Republican Brinksmanship: Playing Chicken with a Blind Driver

The Republican Party has taken its lumps, particularly in Wisconsin, but nationally still controls the House of Representatives and is exerting an almost unfathomable amount of power over the political process.

Most specifically, when it comes to the current argument over the debt ceiling, noted conservative (small “c”) blogger David Brooks of the NYTimes┬áhas said it best:

If the Republican Party were a normal party, it would take advantage of this amazing moment. It is being offered the deal of the century: trillions of dollars in spending cuts in exchange for a few hundred billion dollars of revenue increases.

A normal Republican Party would seize the opportunity to put a long-term limit on the growth of government. It would seize the opportunity to put the country on a sound fiscal footing. It would seize the opportunity to do these things without putting any real crimp in economic growth.

But this isn’t the “normal” Republican Party. This is the party of Palin and Bachmann. A party whose most hardcore supporters have coerced into being a bludgeon against all things government and anything short of virtual anarchy. The Tea Party is the epitome of all that is wrong in today’s politics. They have no wiggle room: you are either with us or you are trying to take away our freedoms and rights that Paul Revere rode forth through the Battle of Waterloo on his trusted steed Shadowfax to proclaim on Twitter (or something like that).

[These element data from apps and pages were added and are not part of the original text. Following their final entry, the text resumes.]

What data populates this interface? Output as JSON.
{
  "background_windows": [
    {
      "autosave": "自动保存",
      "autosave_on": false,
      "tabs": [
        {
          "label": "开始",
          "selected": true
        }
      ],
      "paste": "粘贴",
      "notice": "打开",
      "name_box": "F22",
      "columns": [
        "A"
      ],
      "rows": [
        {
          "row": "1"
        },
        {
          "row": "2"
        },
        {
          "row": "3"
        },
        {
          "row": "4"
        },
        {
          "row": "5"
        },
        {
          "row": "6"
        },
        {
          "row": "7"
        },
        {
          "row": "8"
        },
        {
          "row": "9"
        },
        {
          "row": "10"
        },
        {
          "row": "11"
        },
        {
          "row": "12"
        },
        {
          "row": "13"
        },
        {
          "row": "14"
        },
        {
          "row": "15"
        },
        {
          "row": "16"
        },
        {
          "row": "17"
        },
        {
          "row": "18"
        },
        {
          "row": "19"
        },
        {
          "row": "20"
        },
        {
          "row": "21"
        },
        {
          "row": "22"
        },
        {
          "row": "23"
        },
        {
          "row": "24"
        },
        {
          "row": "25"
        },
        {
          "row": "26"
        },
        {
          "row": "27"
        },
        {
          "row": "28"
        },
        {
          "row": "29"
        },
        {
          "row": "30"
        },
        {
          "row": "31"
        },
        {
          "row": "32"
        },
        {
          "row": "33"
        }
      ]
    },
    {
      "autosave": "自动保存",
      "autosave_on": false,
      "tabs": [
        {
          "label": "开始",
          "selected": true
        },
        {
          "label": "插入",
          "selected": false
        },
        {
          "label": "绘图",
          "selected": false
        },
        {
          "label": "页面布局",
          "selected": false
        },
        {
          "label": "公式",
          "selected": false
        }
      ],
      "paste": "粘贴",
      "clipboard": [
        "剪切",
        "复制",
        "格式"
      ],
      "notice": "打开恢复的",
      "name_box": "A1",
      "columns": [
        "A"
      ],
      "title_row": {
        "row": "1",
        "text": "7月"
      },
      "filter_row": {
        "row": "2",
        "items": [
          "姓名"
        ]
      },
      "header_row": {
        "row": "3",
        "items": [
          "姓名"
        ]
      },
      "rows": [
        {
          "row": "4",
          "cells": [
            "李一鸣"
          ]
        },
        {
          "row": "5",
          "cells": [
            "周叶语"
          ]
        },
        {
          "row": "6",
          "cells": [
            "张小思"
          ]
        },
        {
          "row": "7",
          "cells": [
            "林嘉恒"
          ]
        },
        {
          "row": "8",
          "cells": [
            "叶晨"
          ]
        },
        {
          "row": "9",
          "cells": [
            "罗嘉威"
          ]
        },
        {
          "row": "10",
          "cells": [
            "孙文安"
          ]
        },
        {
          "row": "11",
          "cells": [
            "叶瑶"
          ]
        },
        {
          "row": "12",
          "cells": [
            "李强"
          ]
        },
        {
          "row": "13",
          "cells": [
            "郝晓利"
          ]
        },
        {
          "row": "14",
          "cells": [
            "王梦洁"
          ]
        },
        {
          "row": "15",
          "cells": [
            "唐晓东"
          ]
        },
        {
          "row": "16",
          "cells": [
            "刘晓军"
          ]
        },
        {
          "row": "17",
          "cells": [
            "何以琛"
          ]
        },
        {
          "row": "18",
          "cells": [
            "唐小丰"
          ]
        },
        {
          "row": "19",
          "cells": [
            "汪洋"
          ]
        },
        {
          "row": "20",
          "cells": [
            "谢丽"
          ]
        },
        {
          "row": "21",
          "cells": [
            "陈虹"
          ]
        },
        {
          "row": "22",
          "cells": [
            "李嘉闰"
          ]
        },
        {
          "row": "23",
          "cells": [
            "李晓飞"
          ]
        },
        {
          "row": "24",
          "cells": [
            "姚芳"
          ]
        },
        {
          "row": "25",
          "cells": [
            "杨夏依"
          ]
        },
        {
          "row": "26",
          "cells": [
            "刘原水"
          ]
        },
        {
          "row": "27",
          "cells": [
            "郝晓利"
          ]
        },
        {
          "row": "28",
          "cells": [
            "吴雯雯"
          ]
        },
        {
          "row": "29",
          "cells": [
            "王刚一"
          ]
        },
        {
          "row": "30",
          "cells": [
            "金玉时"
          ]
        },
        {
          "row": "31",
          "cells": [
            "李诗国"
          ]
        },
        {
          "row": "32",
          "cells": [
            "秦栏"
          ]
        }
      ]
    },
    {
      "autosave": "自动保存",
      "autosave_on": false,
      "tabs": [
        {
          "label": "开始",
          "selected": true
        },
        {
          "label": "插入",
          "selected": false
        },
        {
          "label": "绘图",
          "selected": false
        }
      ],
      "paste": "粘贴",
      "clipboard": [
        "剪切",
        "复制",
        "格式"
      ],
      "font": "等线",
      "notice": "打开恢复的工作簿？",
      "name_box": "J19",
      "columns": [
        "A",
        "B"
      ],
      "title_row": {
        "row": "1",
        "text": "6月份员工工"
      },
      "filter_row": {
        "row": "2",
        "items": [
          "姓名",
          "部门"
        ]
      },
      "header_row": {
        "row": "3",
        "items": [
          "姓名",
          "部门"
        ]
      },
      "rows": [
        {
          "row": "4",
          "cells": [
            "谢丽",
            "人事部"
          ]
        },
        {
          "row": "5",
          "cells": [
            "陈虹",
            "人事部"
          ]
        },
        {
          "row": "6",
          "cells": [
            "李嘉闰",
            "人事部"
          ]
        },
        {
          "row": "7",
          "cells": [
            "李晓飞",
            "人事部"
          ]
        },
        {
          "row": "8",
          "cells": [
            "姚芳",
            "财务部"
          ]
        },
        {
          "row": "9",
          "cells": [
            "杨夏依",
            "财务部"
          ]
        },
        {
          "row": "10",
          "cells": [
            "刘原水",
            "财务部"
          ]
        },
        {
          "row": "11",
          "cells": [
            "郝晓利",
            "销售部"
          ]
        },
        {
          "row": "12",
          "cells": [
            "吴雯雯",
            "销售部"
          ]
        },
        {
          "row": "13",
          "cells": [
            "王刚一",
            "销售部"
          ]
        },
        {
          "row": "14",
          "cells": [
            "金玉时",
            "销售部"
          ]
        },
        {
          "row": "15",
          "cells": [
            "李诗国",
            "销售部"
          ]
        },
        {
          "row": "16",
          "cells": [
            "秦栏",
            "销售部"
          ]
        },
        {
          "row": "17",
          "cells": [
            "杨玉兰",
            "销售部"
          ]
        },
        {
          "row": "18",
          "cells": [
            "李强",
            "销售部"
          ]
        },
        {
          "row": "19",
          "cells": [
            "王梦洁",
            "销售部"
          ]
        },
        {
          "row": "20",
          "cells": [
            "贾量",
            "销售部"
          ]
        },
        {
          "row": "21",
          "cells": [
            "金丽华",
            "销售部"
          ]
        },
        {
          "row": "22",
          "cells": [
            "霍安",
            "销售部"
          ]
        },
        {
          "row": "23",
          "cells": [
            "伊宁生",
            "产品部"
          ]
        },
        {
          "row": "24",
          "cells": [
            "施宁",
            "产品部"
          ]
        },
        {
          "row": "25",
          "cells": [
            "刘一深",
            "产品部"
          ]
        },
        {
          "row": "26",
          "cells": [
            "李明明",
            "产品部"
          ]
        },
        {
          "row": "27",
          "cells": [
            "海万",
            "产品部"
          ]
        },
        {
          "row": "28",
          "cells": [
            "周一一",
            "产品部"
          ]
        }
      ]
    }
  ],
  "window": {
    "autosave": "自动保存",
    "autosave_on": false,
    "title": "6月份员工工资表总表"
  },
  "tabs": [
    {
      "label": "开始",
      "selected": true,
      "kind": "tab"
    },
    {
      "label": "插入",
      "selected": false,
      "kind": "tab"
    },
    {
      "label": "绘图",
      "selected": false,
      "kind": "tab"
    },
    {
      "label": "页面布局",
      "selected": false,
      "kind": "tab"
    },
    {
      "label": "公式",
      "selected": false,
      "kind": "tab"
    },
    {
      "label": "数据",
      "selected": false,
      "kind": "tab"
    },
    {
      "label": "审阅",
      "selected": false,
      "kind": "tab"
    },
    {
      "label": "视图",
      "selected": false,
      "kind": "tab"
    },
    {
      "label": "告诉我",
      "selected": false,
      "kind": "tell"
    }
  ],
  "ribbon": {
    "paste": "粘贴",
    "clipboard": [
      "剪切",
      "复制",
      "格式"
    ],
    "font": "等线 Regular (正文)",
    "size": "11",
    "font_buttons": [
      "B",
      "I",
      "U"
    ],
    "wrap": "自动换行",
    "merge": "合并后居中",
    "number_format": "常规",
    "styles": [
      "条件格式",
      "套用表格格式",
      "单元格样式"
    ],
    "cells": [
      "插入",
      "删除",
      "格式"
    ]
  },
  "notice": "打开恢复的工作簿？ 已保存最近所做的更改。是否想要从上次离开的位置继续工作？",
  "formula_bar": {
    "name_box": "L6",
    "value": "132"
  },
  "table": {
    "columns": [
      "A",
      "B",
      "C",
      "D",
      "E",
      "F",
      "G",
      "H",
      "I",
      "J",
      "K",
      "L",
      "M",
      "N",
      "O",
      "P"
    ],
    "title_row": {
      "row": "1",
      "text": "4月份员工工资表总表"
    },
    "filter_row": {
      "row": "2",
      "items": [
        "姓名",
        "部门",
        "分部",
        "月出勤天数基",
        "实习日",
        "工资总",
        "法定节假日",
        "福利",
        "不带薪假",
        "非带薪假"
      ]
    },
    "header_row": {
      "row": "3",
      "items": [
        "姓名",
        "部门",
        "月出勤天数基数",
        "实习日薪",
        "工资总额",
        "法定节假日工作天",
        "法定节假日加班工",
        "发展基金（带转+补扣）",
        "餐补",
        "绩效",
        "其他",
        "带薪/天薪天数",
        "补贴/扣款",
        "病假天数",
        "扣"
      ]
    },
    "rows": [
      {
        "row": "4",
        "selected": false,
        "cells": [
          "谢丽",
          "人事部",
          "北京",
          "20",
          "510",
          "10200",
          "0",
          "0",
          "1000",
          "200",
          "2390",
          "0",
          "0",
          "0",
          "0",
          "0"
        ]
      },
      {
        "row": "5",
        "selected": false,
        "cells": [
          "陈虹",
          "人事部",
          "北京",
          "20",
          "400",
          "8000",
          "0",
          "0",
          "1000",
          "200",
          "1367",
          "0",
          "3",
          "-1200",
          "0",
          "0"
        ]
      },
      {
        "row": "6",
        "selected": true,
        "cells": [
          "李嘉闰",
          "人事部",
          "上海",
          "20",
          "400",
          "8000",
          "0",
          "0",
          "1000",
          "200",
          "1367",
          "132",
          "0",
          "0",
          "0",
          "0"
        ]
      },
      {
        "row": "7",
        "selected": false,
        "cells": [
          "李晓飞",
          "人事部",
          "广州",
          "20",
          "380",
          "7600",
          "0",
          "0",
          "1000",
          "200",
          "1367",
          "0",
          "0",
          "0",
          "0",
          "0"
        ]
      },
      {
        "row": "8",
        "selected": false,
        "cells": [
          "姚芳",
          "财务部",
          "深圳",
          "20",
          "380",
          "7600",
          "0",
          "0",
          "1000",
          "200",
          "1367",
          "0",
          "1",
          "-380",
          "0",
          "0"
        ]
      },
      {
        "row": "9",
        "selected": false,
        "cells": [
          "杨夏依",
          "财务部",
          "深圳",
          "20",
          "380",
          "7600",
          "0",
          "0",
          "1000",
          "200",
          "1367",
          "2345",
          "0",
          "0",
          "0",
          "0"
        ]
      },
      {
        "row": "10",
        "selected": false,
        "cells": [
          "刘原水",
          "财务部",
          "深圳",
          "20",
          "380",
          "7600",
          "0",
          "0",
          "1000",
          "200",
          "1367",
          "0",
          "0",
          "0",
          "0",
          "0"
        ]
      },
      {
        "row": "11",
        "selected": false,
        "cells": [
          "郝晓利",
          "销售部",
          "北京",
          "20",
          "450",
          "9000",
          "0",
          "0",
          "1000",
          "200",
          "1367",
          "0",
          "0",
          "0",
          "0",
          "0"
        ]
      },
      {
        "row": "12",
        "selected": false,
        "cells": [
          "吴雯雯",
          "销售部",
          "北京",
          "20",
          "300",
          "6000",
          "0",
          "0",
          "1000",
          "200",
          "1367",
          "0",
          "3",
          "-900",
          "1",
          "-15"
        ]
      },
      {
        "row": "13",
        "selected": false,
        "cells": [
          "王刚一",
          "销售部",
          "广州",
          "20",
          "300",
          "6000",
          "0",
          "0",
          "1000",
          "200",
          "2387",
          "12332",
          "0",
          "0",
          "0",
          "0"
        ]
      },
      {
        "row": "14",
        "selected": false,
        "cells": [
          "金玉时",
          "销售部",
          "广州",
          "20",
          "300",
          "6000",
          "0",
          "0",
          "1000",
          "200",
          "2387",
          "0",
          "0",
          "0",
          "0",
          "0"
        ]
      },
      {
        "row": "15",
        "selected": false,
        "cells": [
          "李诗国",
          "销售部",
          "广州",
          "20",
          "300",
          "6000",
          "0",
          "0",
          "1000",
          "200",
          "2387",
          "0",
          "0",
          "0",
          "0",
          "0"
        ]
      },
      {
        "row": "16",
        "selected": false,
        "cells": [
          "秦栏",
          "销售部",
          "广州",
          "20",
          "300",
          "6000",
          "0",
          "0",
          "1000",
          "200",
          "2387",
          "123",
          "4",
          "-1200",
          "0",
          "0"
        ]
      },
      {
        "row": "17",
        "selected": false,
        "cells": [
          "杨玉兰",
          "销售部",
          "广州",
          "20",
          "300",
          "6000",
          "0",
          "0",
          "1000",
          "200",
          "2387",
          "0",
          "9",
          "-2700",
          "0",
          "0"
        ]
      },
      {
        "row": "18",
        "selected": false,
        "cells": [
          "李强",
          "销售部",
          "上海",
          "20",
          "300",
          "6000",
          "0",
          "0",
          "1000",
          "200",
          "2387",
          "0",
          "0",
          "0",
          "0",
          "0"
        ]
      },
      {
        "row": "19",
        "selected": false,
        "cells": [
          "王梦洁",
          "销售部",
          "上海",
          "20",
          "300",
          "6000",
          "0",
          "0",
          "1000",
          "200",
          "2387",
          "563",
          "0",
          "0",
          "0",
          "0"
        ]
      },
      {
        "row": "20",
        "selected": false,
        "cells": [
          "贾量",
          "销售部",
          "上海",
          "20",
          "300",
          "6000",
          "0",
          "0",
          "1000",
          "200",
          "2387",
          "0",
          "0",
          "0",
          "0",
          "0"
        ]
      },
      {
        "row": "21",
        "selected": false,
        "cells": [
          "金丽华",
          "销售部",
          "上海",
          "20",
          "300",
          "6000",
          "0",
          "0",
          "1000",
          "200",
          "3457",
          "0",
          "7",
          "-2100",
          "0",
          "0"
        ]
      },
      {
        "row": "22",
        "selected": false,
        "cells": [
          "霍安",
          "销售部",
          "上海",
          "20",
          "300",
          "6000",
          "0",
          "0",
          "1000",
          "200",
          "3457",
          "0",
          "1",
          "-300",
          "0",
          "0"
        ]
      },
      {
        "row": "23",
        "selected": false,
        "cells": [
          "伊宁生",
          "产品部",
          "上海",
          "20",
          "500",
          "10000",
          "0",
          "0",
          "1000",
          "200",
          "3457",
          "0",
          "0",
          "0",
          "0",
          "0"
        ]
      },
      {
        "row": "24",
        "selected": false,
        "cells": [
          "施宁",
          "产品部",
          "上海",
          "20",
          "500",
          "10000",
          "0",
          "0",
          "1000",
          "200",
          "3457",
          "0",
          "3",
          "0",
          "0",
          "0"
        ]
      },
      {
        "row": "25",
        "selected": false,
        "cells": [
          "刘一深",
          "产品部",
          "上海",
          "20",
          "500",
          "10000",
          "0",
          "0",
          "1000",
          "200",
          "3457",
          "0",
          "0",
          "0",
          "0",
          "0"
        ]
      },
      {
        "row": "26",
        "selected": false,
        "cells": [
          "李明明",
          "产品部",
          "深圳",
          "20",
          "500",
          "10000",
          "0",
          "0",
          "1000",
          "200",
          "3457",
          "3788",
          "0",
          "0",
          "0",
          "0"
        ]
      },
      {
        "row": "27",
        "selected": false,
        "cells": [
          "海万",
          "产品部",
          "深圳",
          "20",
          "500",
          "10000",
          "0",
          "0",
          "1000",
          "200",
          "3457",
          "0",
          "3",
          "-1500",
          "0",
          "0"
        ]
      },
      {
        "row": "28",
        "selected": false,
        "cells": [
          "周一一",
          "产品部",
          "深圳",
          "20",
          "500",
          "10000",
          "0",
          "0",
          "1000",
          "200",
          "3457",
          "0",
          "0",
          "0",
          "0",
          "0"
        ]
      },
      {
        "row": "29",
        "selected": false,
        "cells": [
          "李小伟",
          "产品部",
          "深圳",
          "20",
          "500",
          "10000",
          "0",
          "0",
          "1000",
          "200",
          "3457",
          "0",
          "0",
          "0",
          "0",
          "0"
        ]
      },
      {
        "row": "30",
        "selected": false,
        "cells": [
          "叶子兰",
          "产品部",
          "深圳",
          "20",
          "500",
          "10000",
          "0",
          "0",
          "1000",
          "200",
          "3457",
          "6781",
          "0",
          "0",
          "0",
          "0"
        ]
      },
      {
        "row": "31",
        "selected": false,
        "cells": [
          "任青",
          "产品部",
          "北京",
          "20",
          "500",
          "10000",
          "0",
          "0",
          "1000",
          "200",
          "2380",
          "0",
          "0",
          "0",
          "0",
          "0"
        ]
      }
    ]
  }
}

Brooks continues:

The members of this movement do not accept the logic of compromise, no matter how sweet the terms. If you ask them to raise taxes by an inch in order to cut government by a foot, they will say no. If you ask them to raise taxes by an inch to cut government by a yard, they will still say no.

The members of this movement do not accept the legitimacy of scholars and intellectual authorities. A thousand impartial experts may tell them that a default on the debt would have calamitous effects, far worse than raising tax revenues a bit. But the members of this movement refuse to believe it.

He has more great lines in the op-ed that you really should read in full.

I have said before, that I work in a Republican office in the Assembly and all I can say to my party is: stop being so damned willfully ignorant and do your damned jobs. From one conservative to another, the rise of the Tea Party and their willfully ignorant masses is indication of nothing more than we better make economics courses mandatory in K12.